* **Exercise**
Filter the listing so that only lines with the word "JSON" remain.

····················

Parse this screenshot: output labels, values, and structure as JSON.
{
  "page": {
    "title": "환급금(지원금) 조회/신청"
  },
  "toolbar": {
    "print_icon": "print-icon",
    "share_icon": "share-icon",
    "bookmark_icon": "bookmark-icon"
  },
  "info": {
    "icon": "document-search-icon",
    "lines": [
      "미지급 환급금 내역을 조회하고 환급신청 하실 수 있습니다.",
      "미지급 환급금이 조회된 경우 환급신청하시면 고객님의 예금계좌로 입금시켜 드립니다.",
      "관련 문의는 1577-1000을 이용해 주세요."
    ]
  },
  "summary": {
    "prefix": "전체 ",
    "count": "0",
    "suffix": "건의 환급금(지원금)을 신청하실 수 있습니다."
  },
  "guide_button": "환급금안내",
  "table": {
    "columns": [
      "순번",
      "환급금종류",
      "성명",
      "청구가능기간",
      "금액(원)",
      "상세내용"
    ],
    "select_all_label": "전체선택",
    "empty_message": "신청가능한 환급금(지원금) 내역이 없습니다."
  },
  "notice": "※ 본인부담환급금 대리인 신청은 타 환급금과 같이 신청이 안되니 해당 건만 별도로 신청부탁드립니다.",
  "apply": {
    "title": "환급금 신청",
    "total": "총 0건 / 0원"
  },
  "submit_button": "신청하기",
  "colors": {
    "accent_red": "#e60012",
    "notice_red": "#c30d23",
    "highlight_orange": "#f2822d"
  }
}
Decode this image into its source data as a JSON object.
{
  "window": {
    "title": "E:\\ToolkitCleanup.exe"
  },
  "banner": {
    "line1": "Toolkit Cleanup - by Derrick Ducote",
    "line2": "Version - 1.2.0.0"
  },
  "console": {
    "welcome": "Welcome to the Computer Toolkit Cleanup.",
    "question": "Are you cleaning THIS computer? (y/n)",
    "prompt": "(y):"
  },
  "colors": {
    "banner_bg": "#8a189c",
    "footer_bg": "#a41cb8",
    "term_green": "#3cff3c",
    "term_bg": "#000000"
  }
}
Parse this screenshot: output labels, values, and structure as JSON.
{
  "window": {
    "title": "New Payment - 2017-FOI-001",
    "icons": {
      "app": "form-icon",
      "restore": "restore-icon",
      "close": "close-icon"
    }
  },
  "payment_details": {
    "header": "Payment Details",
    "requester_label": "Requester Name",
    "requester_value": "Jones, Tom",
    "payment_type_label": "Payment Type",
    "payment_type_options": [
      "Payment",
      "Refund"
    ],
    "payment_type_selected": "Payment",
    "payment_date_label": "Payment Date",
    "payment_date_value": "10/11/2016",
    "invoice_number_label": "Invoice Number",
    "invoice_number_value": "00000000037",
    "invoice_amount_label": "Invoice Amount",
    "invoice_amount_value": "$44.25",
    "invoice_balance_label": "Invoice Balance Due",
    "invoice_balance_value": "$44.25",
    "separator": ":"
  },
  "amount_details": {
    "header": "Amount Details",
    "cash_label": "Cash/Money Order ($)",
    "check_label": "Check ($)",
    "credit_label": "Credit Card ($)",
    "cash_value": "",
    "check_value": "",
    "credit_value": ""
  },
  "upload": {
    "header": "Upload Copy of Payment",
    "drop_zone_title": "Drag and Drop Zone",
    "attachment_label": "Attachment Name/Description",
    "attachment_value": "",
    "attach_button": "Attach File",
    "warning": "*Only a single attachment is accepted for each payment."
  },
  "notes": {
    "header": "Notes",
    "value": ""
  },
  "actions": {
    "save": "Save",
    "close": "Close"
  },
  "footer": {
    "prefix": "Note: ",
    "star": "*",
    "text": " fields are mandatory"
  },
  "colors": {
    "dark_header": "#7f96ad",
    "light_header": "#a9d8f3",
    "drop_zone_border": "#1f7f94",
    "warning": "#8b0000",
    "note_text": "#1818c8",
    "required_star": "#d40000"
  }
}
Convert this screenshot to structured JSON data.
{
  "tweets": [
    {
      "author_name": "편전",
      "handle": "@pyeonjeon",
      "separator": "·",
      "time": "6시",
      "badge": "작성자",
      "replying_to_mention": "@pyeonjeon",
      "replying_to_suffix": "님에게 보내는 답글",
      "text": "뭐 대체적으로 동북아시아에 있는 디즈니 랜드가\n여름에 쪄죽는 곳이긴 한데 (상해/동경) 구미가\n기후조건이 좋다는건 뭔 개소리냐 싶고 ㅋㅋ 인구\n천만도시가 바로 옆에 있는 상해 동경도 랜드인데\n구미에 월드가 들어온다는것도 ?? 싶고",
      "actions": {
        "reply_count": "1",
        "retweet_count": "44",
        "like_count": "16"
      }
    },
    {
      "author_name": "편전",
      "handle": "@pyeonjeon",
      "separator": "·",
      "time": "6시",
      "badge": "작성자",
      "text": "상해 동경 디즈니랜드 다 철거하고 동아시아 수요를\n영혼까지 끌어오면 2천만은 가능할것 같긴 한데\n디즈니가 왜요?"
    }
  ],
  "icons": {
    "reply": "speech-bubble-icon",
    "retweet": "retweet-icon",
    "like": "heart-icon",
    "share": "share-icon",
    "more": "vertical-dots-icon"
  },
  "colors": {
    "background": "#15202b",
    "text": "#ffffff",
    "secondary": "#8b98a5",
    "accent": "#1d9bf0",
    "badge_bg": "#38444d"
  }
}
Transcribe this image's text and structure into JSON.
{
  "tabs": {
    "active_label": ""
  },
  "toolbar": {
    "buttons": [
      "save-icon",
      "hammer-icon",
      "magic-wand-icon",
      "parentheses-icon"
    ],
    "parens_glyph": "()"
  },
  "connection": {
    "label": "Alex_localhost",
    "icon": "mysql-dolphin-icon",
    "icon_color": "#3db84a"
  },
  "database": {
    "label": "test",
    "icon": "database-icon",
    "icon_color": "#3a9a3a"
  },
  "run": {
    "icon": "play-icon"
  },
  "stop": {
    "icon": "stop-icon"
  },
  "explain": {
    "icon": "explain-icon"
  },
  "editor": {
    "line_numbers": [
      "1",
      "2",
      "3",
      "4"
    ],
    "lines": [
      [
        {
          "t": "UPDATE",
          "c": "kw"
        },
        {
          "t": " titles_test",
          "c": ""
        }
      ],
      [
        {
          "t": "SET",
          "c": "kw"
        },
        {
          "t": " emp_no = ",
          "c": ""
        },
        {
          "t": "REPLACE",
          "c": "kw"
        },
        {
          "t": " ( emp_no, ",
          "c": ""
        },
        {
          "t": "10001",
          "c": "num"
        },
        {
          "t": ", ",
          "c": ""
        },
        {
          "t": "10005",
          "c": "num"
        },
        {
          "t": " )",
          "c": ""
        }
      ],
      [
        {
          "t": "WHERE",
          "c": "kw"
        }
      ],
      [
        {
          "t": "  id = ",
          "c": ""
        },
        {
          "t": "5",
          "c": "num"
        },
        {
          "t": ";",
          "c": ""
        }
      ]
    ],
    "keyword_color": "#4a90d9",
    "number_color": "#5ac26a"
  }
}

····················

* **Solved problem**
Parse this screenshot: output labels, values, and structure as JSON.
Decode this image into its source data as a JSON object.
Parse this screenshot: output labels, values, and structure as JSON.
Convert this screenshot to structured JSON data.
Transcribe this image's text and structure into JSON.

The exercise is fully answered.